This was my second or third reading of We, and, as is often the case when we reread a book, new perspectives and new ideas tend to be discovered amid everything that we think we already know. We (Zamyatin), Nineteen Eighty-Four (Orwell), Brave New World
(Huxley) and Darkness at Noon (Koestler) are the four most important
dystopian or anti-utopian novels of the twentieth century. Although they
are all very different, it is interesting to read them together because
they both complement and contrast each other, creating a many-faceted
picture, which is not as alien as many would like to believe. Although
Zamyatin's description of a society, where people are only known as
numbers and where emotions are no longer an issue, may seem ludicrous to
some, it actually touches upon many truths within our own society and,
together with the three other books, should act as a kind of 'wake-up'
call. It is a matter of pushing into the inner realms of Zamyatin's
thought processes and asking ourselves if perhaps he is right and if

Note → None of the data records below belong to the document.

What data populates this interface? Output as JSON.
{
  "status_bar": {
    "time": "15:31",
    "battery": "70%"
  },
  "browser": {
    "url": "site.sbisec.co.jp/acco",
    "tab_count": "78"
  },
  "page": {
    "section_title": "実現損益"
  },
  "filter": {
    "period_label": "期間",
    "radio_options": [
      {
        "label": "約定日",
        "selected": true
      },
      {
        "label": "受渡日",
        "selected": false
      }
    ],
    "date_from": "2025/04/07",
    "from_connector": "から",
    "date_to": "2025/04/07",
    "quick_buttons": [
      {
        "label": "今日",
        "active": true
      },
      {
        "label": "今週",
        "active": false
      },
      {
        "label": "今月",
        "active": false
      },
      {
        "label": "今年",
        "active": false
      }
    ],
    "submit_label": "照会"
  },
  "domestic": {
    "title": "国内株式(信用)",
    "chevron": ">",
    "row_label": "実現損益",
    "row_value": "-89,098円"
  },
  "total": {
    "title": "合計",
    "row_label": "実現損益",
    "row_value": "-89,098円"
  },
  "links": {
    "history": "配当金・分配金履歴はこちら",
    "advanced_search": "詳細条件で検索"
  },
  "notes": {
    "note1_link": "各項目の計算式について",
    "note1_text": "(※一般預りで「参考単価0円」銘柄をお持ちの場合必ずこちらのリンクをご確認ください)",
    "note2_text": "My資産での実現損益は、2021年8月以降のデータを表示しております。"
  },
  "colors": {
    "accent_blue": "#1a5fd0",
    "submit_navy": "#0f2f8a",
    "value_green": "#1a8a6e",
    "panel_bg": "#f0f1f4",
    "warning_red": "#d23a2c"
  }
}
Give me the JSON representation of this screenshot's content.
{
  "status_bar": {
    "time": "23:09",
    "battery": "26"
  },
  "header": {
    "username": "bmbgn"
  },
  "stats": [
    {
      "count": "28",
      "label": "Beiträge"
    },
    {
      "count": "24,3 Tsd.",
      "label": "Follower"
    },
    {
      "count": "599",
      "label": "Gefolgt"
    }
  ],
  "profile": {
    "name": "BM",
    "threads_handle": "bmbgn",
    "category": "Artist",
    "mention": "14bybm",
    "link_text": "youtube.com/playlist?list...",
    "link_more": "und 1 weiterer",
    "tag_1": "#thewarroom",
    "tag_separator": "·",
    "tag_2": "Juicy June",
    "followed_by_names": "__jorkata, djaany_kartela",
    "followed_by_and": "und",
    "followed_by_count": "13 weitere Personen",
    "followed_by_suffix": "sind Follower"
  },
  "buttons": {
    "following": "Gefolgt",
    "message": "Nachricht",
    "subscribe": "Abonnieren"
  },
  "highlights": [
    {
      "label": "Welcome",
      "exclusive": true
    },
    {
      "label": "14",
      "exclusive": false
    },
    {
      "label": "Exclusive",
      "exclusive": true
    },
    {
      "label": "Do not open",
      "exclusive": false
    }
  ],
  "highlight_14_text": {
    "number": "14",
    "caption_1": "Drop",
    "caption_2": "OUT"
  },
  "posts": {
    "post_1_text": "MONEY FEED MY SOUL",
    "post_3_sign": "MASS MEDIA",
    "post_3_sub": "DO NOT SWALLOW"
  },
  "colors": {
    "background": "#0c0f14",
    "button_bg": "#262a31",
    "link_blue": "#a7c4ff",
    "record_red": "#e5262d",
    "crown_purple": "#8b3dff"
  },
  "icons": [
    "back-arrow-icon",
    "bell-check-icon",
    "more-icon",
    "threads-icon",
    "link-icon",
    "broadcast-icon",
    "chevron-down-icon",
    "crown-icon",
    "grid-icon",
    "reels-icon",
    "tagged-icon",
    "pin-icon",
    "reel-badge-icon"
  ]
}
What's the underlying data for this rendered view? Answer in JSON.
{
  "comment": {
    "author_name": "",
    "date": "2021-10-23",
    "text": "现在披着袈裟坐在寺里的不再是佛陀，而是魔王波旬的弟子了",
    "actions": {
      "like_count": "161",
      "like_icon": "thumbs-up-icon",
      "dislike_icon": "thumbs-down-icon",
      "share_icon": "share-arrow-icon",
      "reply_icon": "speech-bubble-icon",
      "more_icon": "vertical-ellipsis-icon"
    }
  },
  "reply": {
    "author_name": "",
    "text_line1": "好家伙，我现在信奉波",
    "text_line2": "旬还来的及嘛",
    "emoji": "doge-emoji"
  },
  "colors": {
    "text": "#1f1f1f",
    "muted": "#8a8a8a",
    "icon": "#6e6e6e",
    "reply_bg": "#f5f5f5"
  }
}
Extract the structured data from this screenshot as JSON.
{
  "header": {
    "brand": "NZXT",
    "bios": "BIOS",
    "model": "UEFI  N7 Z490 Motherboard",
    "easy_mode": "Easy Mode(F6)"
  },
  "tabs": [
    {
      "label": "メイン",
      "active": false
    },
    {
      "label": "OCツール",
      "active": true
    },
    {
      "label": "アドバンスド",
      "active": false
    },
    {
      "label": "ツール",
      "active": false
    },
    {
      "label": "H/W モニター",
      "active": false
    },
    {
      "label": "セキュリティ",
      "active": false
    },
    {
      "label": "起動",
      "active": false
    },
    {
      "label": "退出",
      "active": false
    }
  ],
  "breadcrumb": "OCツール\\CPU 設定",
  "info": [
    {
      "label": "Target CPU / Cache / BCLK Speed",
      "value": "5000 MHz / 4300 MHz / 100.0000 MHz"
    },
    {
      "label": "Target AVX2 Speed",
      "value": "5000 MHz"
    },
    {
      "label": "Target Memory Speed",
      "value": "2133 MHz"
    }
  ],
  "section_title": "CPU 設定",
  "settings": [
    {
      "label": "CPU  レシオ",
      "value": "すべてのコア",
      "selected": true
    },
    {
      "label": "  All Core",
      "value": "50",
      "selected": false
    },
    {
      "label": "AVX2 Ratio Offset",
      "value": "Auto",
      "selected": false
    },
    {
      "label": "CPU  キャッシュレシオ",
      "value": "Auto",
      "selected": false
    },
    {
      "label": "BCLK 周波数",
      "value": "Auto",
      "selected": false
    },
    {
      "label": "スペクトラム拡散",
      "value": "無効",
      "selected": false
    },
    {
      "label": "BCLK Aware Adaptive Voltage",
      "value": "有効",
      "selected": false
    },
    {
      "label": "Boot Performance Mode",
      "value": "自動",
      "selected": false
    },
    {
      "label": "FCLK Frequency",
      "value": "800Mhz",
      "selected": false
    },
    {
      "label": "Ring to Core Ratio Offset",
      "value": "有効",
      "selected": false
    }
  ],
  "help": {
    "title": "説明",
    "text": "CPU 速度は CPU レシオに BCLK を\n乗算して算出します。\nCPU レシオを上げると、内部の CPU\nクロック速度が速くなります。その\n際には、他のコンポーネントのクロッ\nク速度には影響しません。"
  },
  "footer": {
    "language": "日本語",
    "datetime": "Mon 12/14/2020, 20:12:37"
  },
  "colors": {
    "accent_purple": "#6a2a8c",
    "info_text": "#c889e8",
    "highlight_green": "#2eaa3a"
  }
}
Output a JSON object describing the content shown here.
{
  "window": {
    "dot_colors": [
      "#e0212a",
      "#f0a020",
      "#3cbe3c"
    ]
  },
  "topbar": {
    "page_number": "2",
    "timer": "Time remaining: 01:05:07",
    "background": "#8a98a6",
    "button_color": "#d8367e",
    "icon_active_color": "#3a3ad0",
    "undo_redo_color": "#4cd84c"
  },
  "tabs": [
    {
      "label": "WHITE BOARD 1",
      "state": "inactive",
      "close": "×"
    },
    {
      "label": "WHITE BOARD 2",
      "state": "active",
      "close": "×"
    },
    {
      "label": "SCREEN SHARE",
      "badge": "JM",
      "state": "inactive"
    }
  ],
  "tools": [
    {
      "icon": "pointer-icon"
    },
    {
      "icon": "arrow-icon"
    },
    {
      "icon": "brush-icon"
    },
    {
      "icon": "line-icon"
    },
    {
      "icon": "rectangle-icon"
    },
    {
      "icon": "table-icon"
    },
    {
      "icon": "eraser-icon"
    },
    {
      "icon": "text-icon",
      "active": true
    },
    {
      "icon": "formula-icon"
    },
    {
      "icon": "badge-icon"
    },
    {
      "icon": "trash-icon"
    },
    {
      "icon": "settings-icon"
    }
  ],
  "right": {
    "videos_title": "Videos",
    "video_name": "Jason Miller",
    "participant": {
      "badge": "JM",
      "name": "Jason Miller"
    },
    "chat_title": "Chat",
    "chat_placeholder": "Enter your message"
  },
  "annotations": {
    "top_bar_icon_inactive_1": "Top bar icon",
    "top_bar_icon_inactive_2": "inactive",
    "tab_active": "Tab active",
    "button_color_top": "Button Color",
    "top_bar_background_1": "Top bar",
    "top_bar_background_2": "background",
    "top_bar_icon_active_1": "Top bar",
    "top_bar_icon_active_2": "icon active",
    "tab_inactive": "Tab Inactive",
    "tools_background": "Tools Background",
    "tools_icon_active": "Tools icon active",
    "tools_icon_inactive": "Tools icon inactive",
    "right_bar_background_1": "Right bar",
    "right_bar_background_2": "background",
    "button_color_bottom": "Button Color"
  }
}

perhaps mankind has actually lost connection with its soul.
Photo: Yevgeny Zamyatin, Wikipedia.